SOURCE RECORDS
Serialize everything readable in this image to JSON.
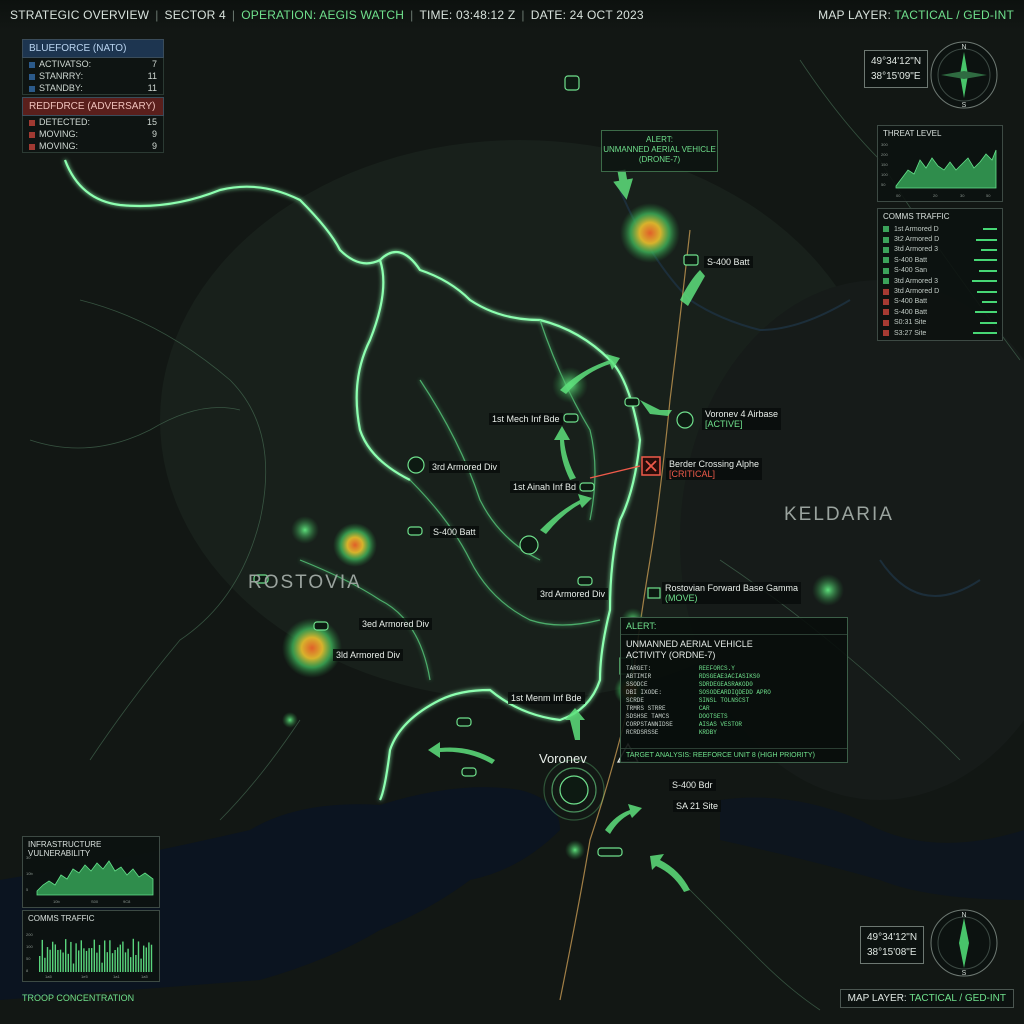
{
  "topbar": {
    "strategic": "STRATEGIC OVERVIEW",
    "sector": "SECTOR 4",
    "operation": "OPERATION: AEGIS WATCH",
    "time": "TIME: 03:48:12 Z",
    "date": "DATE: 24 OCT 2023",
    "map_layer_prefix": "MAP LAYER:",
    "map_layer_value": "TACTICAL / GED-INT"
  },
  "blueforce": {
    "title": "BLUEFORCE (NATO)",
    "rows": [
      {
        "label": "ACTIVATSO:",
        "value": "7"
      },
      {
        "label": "STANRRY:",
        "value": "11"
      },
      {
        "label": "STANDBY:",
        "value": "11"
      }
    ]
  },
  "redforce": {
    "title": "REDFDRCE (ADVERSARY)",
    "rows": [
      {
        "label": "DETECTED:",
        "value": "15"
      },
      {
        "label": "MOVING:",
        "value": "9"
      },
      {
        "label": "MOVING:",
        "value": "9"
      }
    ]
  },
  "coords_top": {
    "lat": "49°34'12\"N",
    "lon": "38°15'09\"E"
  },
  "coords_bottom": {
    "lat": "49°34'12\"N",
    "lon": "38°15'08\"E"
  },
  "compass": {
    "n": "N",
    "s": "S"
  },
  "threat_level": {
    "title": "THREAT LEVEL",
    "yticks": [
      "300",
      "200",
      "150",
      "100",
      "50"
    ],
    "xticks": [
      "00",
      "20",
      "30",
      "50"
    ]
  },
  "comms_right": {
    "title": "COMMS TRAFFIC",
    "rows": [
      {
        "label": "1st Armored D",
        "color": "#3ba25a"
      },
      {
        "label": "3t2 Armored D",
        "color": "#3ba25a"
      },
      {
        "label": "3td Armored 3",
        "color": "#3ba25a"
      },
      {
        "label": "S-400 Batt",
        "color": "#3ba25a"
      },
      {
        "label": "S-400 San",
        "color": "#3ba25a"
      },
      {
        "label": "3td Armored 3",
        "color": "#3ba25a"
      },
      {
        "label": "3td Armored D",
        "color": "#a53a32"
      },
      {
        "label": "S-400 Batt",
        "color": "#a53a32"
      },
      {
        "label": "S-400 Batt",
        "color": "#a53a32"
      },
      {
        "label": "S0:31 Site",
        "color": "#a53a32"
      },
      {
        "label": "S3:27 Site",
        "color": "#a53a32"
      }
    ]
  },
  "infra": {
    "title": "INFRASTRUCTURE VULNERABILITY",
    "yticks": [
      "30",
      "10b",
      "5"
    ],
    "xticks": [
      "10b",
      "S00",
      "9C8"
    ]
  },
  "comms_left": {
    "title": "COMMS TRAFFIC",
    "yticks": [
      "200",
      "100",
      "50",
      "8"
    ],
    "xticks": [
      "1a5",
      "1e5",
      "1a1",
      "1a5"
    ]
  },
  "alert_drone": {
    "title": "ALERT:",
    "line1": "UNMANNED AERIAL VEHICLE",
    "line2": "(DRONE-7)"
  },
  "alert_box": {
    "header": "ALERT:",
    "title1": "UNMANNED AERIAL VEHICLE",
    "title2": "ACTIVITY (ORDNE-7)",
    "rows": [
      {
        "k": "TARGET:",
        "v": "REEFORCS.Y"
      },
      {
        "k": "ABTIMIR",
        "v": "RDSGEAE3ACIASIKS0"
      },
      {
        "k": "SSODCE",
        "v": "SDRDEGEASRAKOD0"
      },
      {
        "k": "DBI IXODE:",
        "v": "SOSODEARDIQDEDD APRO"
      },
      {
        "k": "SCRDE",
        "v": "SINSL TOLNSCST"
      },
      {
        "k": "TRMRS STRRE",
        "v": "CAR"
      },
      {
        "k": "SDSHSE TAMCS",
        "v": "DOOTSETS"
      },
      {
        "k": "CORPSTANNIDSE",
        "v": "AISAS VESTOR"
      },
      {
        "k": "RCRDSRSSE",
        "v": "KRDBY"
      }
    ],
    "footer": "TARGET ANALYSIS: REEFORCE UNIT 8 (HIGH PRIORITY)"
  },
  "map_labels": {
    "s400_top": "S-400 Batt",
    "airbase": "Voronev 4 Airbase",
    "airbase_status": "[ACTIVE]",
    "mech": "1st Mech Inf Bde",
    "armored3_top": "3rd Armored Div",
    "border": "Berder Crossing Alphe",
    "border_status": "[CRITICAL]",
    "inf1": "1st Ainah Inf Bd",
    "s400_mid": "S-400 Batt",
    "armored3_mid": "3rd Armored Div",
    "base": "Rostovian Forward Base Gamma",
    "base_status": "(MOVE)",
    "armored_a": "3ed Armored Div",
    "armored_b": "3ld Armored Div",
    "inf_bottom": "1st Menm Inf Bde",
    "city": "Voronev",
    "s400_bottom": "S-400 Bdr",
    "sa21": "SA 21 Site"
  },
  "regions": {
    "west": "ROSTOVIA",
    "east": "KELDARIA"
  },
  "footer": {
    "left": "TROOP CONCENTRATION"
  },
  "colors": {
    "accent": "#6fe08c",
    "blue": "#1d3550",
    "red": "#5a1f1c",
    "critical": "#ef5a4a",
    "border_glow": "#8dffb0"
  }
}
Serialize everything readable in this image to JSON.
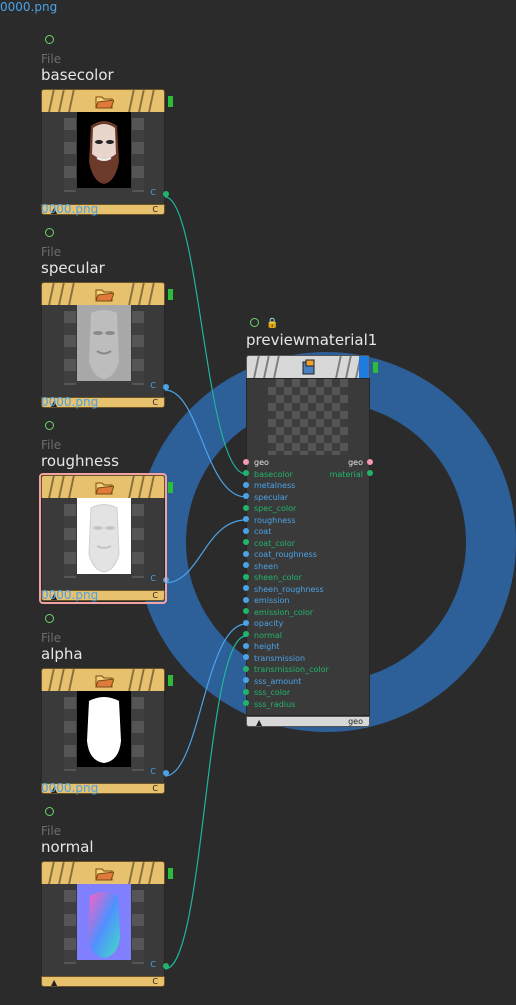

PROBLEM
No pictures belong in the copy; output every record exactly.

ANSWER TO THE EXERCISE
Serialize everything readable in this image to JSON.
{
  "topbar": {
    "strategic": "STRATEGIC OVERVIEW",
    "sector": "SECTOR 4",
    "operation": "OPERATION: AEGIS WATCH",
    "time": "TIME: 03:48:12 Z",
    "date": "DATE: 24 OCT 2023",
    "map_layer_prefix": "MAP LAYER:",
    "map_layer_value": "TACTICAL / GED-INT"
  },
  "blueforce": {
    "title": "BLUEFORCE (NATO)",
    "rows": [
      {
        "label": "ACTIVATSO:",
        "value": "7"
      },
      {
        "label": "STANRRY:",
        "value": "11"
      },
      {
        "label": "STANDBY:",
        "value": "11"
      }
    ]
  },
  "redforce": {
    "title": "REDFDRCE (ADVERSARY)",
    "rows": [
      {
        "label": "DETECTED:",
        "value": "15"
      },
      {
        "label": "MOVING:",
        "value": "9"
      },
      {
        "label": "MOVING:",
        "value": "9"
      }
    ]
  },
  "coords_top": {
    "lat": "49°34'12\"N",
    "lon": "38°15'09\"E"
  },
  "coords_bottom": {
    "lat": "49°34'12\"N",
    "lon": "38°15'08\"E"
  },
  "compass": {
    "n": "N",
    "s": "S"
  },
  "threat_level": {
    "title": "THREAT LEVEL",
    "yticks": [
      "300",
      "200",
      "150",
      "100",
      "50"
    ],
    "xticks": [
      "00",
      "20",
      "30",
      "50"
    ]
  },
  "comms_right": {
    "title": "COMMS TRAFFIC",
    "rows": [
      {
        "label": "1st Armored D",
        "color": "#3ba25a"
      },
      {
        "label": "3t2 Armored D",
        "color": "#3ba25a"
      },
      {
        "label": "3td Armored 3",
        "color": "#3ba25a"
      },
      {
        "label": "S-400 Batt",
        "color": "#3ba25a"
      },
      {
        "label": "S-400 San",
        "color": "#3ba25a"
      },
      {
        "label": "3td Armored 3",
        "color": "#3ba25a"
      },
      {
        "label": "3td Armored D",
        "color": "#a53a32"
      },
      {
        "label": "S-400 Batt",
        "color": "#a53a32"
      },
      {
        "label": "S-400 Batt",
        "color": "#a53a32"
      },
      {
        "label": "S0:31 Site",
        "color": "#a53a32"
      },
      {
        "label": "S3:27 Site",
        "color": "#a53a32"
      }
    ]
  },
  "infra": {
    "title": "INFRASTRUCTURE VULNERABILITY",
    "yticks": [
      "30",
      "10b",
      "5"
    ],
    "xticks": [
      "10b",
      "S00",
      "9C8"
    ]
  },
  "comms_left": {
    "title": "COMMS TRAFFIC",
    "yticks": [
      "200",
      "100",
      "50",
      "8"
    ],
    "xticks": [
      "1a5",
      "1e5",
      "1a1",
      "1a5"
    ]
  },
  "alert_drone": {
    "title": "ALERT:",
    "line1": "UNMANNED AERIAL VEHICLE",
    "line2": "(DRONE-7)"
  },
  "alert_box": {
    "header": "ALERT:",
    "title1": "UNMANNED AERIAL VEHICLE",
    "title2": "ACTIVITY (ORDNE-7)",
    "rows": [
      {
        "k": "TARGET:",
        "v": "REEFORCS.Y"
      },
      {
        "k": "ABTIMIR",
        "v": "RDSGEAE3ACIASIKS0"
      },
      {
        "k": "SSODCE",
        "v": "SDRDEGEASRAKOD0"
      },
      {
        "k": "DBI IXODE:",
        "v": "SOSODEARDIQDEDD APRO"
      },
      {
        "k": "SCRDE",
        "v": "SINSL TOLNSCST"
      },
      {
        "k": "TRMRS STRRE",
        "v": "CAR"
      },
      {
        "k": "SDSHSE TAMCS",
        "v": "DOOTSETS"
      },
      {
        "k": "CORPSTANNIDSE",
        "v": "AISAS VESTOR"
      },
      {
        "k": "RCRDSRSSE",
        "v": "KRDBY"
      }
    ],
    "footer": "TARGET ANALYSIS: REEFORCE UNIT 8 (HIGH PRIORITY)"
  },
  "map_labels": {
    "s400_top": "S-400 Batt",
    "airbase": "Voronev 4 Airbase",
    "airbase_status": "[ACTIVE]",
    "mech": "1st Mech Inf Bde",
    "armored3_top": "3rd Armored Div",
    "border": "Berder Crossing Alphe",
    "border_status": "[CRITICAL]",
    "inf1": "1st Ainah Inf Bd",
    "s400_mid": "S-400 Batt",
    "armored3_mid": "3rd Armored Div",
    "base": "Rostovian Forward Base Gamma",
    "base_status": "(MOVE)",
    "armored_a": "3ed Armored Div",
    "armored_b": "3ld Armored Div",
    "inf_bottom": "1st Menm Inf Bde",
    "city": "Voronev",
    "s400_bottom": "S-400 Bdr",
    "sa21": "SA 21 Site"
  },
  "regions": {
    "west": "ROSTOVIA",
    "east": "KELDARIA"
  },
  "footer": {
    "left": "TROOP CONCENTRATION"
  },
  "colors": {
    "accent": "#6fe08c",
    "blue": "#1d3550",
    "red": "#5a1f1c",
    "critical": "#ef5a4a",
    "border_glow": "#8dffb0"
  }
}
Serialize everything readable in this image to JSON.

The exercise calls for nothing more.